What you need to do →
Your response should consist of the lines below, printed exactly.

Given data →

+ + +

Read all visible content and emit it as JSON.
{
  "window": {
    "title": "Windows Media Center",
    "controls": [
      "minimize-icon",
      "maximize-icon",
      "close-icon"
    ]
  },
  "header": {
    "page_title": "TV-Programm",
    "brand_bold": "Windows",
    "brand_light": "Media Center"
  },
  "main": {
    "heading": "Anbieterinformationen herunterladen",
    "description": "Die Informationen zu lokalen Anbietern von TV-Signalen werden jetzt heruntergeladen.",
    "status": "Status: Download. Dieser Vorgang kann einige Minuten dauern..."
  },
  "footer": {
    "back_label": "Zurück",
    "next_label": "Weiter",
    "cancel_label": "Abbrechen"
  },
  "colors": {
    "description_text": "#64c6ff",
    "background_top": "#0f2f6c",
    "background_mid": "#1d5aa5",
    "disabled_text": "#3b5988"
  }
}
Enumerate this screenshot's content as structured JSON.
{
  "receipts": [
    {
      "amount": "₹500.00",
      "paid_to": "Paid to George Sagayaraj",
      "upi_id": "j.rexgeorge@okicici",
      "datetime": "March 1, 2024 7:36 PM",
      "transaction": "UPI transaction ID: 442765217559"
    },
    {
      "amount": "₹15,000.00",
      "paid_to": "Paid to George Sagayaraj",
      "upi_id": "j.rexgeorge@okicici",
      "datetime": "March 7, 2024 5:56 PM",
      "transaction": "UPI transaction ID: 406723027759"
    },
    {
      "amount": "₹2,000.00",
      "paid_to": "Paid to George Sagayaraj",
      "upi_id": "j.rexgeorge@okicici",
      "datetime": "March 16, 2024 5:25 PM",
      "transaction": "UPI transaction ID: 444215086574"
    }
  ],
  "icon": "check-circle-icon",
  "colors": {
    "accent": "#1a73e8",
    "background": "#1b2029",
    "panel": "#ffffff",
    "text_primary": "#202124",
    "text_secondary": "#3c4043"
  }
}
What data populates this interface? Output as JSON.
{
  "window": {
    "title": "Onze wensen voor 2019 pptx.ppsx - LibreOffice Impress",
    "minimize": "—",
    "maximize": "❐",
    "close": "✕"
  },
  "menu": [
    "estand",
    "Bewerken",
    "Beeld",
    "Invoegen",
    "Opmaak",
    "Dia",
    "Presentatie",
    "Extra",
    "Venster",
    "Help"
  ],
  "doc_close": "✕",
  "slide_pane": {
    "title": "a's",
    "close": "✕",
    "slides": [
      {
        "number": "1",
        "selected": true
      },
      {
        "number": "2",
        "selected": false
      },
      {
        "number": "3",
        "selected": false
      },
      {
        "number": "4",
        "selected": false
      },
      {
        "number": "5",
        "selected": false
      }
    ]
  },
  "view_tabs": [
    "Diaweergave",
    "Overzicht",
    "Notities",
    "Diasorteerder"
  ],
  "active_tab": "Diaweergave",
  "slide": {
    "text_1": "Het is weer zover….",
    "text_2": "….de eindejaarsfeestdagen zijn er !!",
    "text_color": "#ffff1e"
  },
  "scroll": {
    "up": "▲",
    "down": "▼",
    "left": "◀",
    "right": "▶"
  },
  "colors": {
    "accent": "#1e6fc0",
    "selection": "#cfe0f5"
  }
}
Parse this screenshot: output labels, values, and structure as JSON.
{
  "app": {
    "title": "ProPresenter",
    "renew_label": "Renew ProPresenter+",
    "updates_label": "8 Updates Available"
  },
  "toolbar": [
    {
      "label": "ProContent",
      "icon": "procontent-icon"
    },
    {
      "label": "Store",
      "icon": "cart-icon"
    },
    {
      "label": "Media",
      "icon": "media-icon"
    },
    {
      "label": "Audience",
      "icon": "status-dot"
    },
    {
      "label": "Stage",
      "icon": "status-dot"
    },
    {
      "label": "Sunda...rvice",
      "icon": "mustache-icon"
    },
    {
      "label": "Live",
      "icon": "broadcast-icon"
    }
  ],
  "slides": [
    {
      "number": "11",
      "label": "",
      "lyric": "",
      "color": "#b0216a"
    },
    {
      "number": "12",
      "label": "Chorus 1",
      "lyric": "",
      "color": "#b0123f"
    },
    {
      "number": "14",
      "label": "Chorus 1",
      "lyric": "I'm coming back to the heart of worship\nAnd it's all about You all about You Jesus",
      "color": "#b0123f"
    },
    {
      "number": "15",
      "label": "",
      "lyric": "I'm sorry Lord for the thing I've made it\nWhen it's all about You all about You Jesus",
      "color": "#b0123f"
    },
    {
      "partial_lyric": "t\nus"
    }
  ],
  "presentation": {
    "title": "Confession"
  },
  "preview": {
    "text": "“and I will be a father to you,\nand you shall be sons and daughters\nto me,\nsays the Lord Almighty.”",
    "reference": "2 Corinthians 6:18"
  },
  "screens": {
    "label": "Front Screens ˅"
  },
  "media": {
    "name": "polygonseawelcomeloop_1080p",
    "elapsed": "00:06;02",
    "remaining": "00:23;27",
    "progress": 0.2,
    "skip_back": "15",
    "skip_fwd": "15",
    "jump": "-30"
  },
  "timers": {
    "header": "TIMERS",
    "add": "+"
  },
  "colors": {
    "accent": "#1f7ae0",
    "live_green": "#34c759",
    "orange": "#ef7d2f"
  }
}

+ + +

Solution to the exercise →
Read all visible content and emit it as JSON.
{
  "window": {
    "title": "Windows Media Center",
    "controls": [
      "minimize-icon",
      "maximize-icon",
      "close-icon"
    ]
  },
  "header": {
    "page_title": "TV-Programm",
    "brand_bold": "Windows",
    "brand_light": "Media Center"
  },
  "main": {
    "heading": "Anbieterinformationen herunterladen",
    "description": "Die Informationen zu lokalen Anbietern von TV-Signalen werden jetzt heruntergeladen.",
    "status": "Status: Download. Dieser Vorgang kann einige Minuten dauern..."
  },
  "footer": {
    "back_label": "Zurück",
    "next_label": "Weiter",
    "cancel_label": "Abbrechen"
  },
  "colors": {
    "description_text": "#64c6ff",
    "background_top": "#0f2f6c",
    "background_mid": "#1d5aa5",
    "disabled_text": "#3b5988"
  }
}
Enumerate this screenshot's content as structured JSON.
{
  "receipts": [
    {
      "amount": "₹500.00",
      "paid_to": "Paid to George Sagayaraj",
      "upi_id": "j.rexgeorge@okicici",
      "datetime": "March 1, 2024 7:36 PM",
      "transaction": "UPI transaction ID: 442765217559"
    },
    {
      "amount": "₹15,000.00",
      "paid_to": "Paid to George Sagayaraj",
      "upi_id": "j.rexgeorge@okicici",
      "datetime": "March 7, 2024 5:56 PM",
      "transaction": "UPI transaction ID: 406723027759"
    },
    {
      "amount": "₹2,000.00",
      "paid_to": "Paid to George Sagayaraj",
      "upi_id": "j.rexgeorge@okicici",
      "datetime": "March 16, 2024 5:25 PM",
      "transaction": "UPI transaction ID: 444215086574"
    }
  ],
  "icon": "check-circle-icon",
  "colors": {
    "accent": "#1a73e8",
    "background": "#1b2029",
    "panel": "#ffffff",
    "text_primary": "#202124",
    "text_secondary": "#3c4043"
  }
}
What data populates this interface? Output as JSON.
{
  "window": {
    "title": "Onze wensen voor 2019 pptx.ppsx - LibreOffice Impress",
    "minimize": "—",
    "maximize": "❐",
    "close": "✕"
  },
  "menu": [
    "estand",
    "Bewerken",
    "Beeld",
    "Invoegen",
    "Opmaak",
    "Dia",
    "Presentatie",
    "Extra",
    "Venster",
    "Help"
  ],
  "doc_close": "✕",
  "slide_pane": {
    "title": "a's",
    "close": "✕",
    "slides": [
      {
        "number": "1",
        "selected": true
      },
      {
        "number": "2",
        "selected": false
      },
      {
        "number": "3",
        "selected": false
      },
      {
        "number": "4",
        "selected": false
      },
      {
        "number": "5",
        "selected": false
      }
    ]
  },
  "view_tabs": [
    "Diaweergave",
    "Overzicht",
    "Notities",
    "Diasorteerder"
  ],
  "active_tab": "Diaweergave",
  "slide": {
    "text_1": "Het is weer zover….",
    "text_2": "….de eindejaarsfeestdagen zijn er !!",
    "text_color": "#ffff1e"
  },
  "scroll": {
    "up": "▲",
    "down": "▼",
    "left": "◀",
    "right": "▶"
  },
  "colors": {
    "accent": "#1e6fc0",
    "selection": "#cfe0f5"
  }
}
Parse this screenshot: output labels, values, and structure as JSON.
{
  "app": {
    "title": "ProPresenter",
    "renew_label": "Renew ProPresenter+",
    "updates_label": "8 Updates Available"
  },
  "toolbar": [
    {
      "label": "ProContent",
      "icon": "procontent-icon"
    },
    {
      "label": "Store",
      "icon": "cart-icon"
    },
    {
      "label": "Media",
      "icon": "media-icon"
    },
    {
      "label": "Audience",
      "icon": "status-dot"
    },
    {
      "label": "Stage",
      "icon": "status-dot"
    },
    {
      "label": "Sunda...rvice",
      "icon": "mustache-icon"
    },
    {
      "label": "Live",
      "icon": "broadcast-icon"
    }
  ],
  "slides": [
    {
      "number": "11",
      "label": "",
      "lyric": "",
      "color": "#b0216a"
    },
    {
      "number": "12",
      "label": "Chorus 1",
      "lyric": "",
      "color": "#b0123f"
    },
    {
      "number": "14",
      "label": "Chorus 1",
      "lyric": "I'm coming back to the heart of worship\nAnd it's all about You all about You Jesus",
      "color": "#b0123f"
    },
    {
      "number": "15",
      "label": "",
      "lyric": "I'm sorry Lord for the thing I've made it\nWhen it's all about You all about You Jesus",
      "color": "#b0123f"
    },
    {
      "partial_lyric": "t\nus"
    }
  ],
  "presentation": {
    "title": "Confession"
  },
  "preview": {
    "text": "“and I will be a father to you,\nand you shall be sons and daughters\nto me,\nsays the Lord Almighty.”",
    "reference": "2 Corinthians 6:18"
  },
  "screens": {
    "label": "Front Screens ˅"
  },
  "media": {
    "name": "polygonseawelcomeloop_1080p",
    "elapsed": "00:06;02",
    "remaining": "00:23;27",
    "progress": 0.2,
    "skip_back": "15",
    "skip_fwd": "15",
    "jump": "-30"
  },
  "timers": {
    "header": "TIMERS",
    "add": "+"
  },
  "colors": {
    "accent": "#1f7ae0",
    "live_green": "#34c759",
    "orange": "#ef7d2f"
  }
}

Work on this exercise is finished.